Have you wondered if limestone in soil can affect a CO2-respiration test? Or, what the difference is in measuring soil respiration for 1-day “CO2-Burst” versus 3 or 7-days?
Many of these questions are topics of a series of short, technical memos on the theme of Solvita testing prepared by Dr. Will Brinton and staff of Woods End Laboratories. While the memos are fairly scientific they are meant for a general audience to help appreciate the background and “interesting details” in the arena of measuring soil biological traits associated with soil health.
“There’s no end to the pertinent discussions” says Dr Brinton, “particularly as more scientists at Land-Grant Universities, USDA-ARS, and private soil testing laboratories are experimenting with soil health tests and coming up with varying modes of interpretation”.
In one study of soil samples from 6 farms sent to 4 different soil health labs, despite differences in methods, the “rank-order correlations from good to poor soils were essentially identical”, according to Brinton. “This underscores the fact that facets of soil biology are interrelated”. The Technical Memos will explore a theme of interrelationships of Solvita tests to other observations and methods.
Brinton says the Solvita tech memos are written from his own experience, reflecting an early start in Europe in the late 1970’s when soil health testing got off the ground officially and coalesced around 1-day and 7-day CO2-respiration along with soil enzymes, soil porosity and earthworm counts. Respiration also developed into a compost quality assessment and formed the basis for a new approach for rating compost maturity. “The field of biology tests which partly replace chemical analyses has developed steadily over 40-years and we’re gaining new insights which the tech memos will explore”.

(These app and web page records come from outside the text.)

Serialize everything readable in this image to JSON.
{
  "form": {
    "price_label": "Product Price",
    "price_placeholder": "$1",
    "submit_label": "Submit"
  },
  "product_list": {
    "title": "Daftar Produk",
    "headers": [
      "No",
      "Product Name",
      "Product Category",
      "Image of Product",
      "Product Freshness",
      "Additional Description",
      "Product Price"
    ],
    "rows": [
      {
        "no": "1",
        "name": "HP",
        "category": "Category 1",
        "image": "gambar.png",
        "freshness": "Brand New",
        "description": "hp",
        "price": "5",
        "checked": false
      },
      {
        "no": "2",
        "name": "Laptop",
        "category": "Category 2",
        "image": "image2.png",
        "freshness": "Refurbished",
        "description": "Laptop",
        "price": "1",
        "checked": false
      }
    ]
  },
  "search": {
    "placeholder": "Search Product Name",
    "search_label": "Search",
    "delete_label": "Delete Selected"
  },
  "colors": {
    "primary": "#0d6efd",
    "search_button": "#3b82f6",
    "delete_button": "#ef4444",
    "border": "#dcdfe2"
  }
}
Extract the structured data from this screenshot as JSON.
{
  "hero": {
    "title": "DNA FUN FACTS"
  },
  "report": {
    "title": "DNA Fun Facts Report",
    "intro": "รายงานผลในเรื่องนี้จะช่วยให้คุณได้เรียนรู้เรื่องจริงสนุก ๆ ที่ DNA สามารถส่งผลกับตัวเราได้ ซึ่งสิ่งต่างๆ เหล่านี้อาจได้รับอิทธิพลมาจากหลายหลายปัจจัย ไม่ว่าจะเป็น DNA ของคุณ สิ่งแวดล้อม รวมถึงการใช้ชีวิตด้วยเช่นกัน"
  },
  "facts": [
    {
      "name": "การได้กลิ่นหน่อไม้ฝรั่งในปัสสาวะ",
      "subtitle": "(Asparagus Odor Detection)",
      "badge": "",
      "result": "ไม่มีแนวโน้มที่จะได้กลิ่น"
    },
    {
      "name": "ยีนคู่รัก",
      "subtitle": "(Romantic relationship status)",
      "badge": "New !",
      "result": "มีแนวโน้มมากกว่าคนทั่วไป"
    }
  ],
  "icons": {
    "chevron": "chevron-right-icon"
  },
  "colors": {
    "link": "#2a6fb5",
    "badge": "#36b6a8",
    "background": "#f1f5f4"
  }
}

Solvita invites comments and queries that can be a focus for future memos on methodology. List of currentFirst Series of Technical Notes are available by selecting topics within the group here.